Not everything is calm in Kovdor
In the municipality of Kovdor, an area with a population of about 19,000 people located 130 km south of Murmansk, a conflict between the town council of deputies and the town mayor, the former town mayor, the local Kovdor Mining and Processing Plant and the local branch of political party “United Russia” has flared up. The reason for the conflict lies in the deputies having chosen the “wrong” local leader.
The town head is technically supposed to be chosen directly by the residents of the city. However, the cancellation of direct popular elections, seen as strengthening the democratic processes by the curators of the process, has been going on in the Murmansk region for about 7 years now, since Nikolay Goldobin was retained as mayor of Polyarnye Zori, despite losing the popular vote. Goldobin, by the way, is still the town mayor in that place.
Yevgeny Nikora, the leader of the regional branch of the United Russia party in an interview stated that he fully supports the council’s recommendation that direct elections for mayor should be discontinued and allowing the council to choose its own leaders would be more “workable and responsible” for the townspeople. In essence, excluding the population from the process of electing the head of the city is understood by those in power as being for their own good. Local residents can still cast votes, but only for deputies who already share power among themselves and only under the strict supervision of higher officials.
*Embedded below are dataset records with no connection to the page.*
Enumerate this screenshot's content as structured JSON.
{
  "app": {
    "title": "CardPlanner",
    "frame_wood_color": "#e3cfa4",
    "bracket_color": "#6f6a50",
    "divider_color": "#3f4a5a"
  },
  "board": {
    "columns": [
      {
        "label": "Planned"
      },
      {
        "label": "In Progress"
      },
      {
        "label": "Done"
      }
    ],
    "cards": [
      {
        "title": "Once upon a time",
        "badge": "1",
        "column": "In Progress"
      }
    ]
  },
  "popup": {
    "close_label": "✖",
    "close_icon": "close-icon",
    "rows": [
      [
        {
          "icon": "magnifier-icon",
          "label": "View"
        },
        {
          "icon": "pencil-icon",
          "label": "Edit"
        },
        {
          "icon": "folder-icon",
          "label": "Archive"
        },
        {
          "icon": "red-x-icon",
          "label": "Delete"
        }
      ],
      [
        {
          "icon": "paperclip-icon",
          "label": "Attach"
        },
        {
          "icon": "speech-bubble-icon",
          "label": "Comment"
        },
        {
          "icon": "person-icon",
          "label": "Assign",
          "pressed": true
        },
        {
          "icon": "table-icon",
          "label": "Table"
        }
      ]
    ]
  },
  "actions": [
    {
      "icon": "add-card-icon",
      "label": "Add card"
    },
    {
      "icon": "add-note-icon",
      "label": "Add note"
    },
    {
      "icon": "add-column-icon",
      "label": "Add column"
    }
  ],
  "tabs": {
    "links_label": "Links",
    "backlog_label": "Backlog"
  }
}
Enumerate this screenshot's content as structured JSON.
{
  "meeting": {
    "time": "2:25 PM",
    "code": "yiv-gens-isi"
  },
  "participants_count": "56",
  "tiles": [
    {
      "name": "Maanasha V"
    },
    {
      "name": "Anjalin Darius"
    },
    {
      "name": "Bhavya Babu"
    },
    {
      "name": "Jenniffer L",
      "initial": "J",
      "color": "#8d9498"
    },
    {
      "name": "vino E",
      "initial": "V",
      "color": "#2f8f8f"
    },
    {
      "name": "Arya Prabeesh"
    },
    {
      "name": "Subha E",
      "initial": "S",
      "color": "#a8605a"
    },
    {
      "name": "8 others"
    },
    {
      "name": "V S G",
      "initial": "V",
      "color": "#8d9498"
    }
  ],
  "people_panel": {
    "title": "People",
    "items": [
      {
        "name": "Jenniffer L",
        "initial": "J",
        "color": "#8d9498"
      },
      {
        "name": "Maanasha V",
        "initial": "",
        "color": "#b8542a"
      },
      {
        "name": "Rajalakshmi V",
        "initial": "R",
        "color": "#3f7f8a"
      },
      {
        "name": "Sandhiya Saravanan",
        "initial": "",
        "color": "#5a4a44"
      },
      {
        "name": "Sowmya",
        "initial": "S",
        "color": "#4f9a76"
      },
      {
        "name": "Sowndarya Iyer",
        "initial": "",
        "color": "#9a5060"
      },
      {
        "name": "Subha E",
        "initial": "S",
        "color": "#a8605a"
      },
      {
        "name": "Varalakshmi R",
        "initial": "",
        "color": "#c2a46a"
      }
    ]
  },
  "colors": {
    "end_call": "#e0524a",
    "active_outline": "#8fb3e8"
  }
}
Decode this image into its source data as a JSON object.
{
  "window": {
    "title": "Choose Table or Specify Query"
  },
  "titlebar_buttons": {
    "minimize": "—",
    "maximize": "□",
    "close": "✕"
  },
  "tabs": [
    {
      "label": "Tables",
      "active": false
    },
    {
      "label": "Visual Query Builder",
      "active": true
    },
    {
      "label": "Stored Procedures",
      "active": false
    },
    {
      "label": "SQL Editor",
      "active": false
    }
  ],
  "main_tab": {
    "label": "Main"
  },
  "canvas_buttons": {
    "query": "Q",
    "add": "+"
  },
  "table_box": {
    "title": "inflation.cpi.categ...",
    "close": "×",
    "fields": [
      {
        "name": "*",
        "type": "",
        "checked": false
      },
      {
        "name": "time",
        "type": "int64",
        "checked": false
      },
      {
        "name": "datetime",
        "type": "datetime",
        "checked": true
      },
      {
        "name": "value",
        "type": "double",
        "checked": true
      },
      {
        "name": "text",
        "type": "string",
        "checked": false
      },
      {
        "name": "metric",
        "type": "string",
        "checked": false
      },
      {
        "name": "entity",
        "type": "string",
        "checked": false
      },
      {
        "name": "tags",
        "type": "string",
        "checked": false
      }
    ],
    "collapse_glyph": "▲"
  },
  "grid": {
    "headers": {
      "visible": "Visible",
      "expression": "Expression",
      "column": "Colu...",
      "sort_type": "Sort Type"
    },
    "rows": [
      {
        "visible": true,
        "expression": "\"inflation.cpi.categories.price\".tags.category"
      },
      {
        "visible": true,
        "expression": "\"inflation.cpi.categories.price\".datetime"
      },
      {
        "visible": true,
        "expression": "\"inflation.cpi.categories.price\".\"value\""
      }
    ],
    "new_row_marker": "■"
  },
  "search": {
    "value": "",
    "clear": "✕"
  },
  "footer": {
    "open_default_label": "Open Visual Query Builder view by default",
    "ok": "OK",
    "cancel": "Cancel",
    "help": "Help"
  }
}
But this “modern” scheme for the choice of municipal leaders without voter participation constantly fails. This time, in Kovdor. Now, the newly elected district council of deputies have chosen the “wrong” head. “Wrong” is of course from the point of view of the curators and organizers of the election process - the local branch of United Russia and the Kovdor Mining and Processing Plant, the town’s core enterprise. Ivan Fomin, the administrative director of Kovdor, has been acting as both the head of the local party and the mining operation.
Deputies were supposed to reelect Duryagin the head of the district but somehow managed to choose Sergey Borisovich Somov, a self-nominated deputy whose name was not even mentioned at the time of the vote. All votes were conducted in secret, Fromin, Duryagin and Samov were all in attendance but Somov surprisingly enough won by several votes.
So now Mr. Duryagin is trying to cancel these “incorrect” elections. The only problem is that there is no such thing as a recall mechanism for decisions made by the council of deputies. And here we see some real bureaucratic knowhow making use of an administrative resource: In the court case file, Duryagin is demanding that Somov’s appointment be recognized as illegal and to be returned to the chair of the district head himself.
Reason number one: He says he has found and can prove significant violations of the election procedure. To wit, one of the deputy’s ballots was damaged during the voting process. Is this a serious reason to demand a repeat election? Why not?
Reason number two: A member of the electorate was under pressure. According to one local, one of the incorrectly voting deputies has his own pending criminal proceeding for some sins at Kovdor.
And reason number three: They shot themselves in the foot. “Loyal” Kovdor Deputies have betrayed their authority therefore, the court should recognize that the council has become incapacitated and the elections should be re-held.
The case is to be heard on December 12
This story is originally posted on the Bloger51 and re-published as part of Eyes on Barents, a collaborative partnership between media organizations and bloggers in the Barents region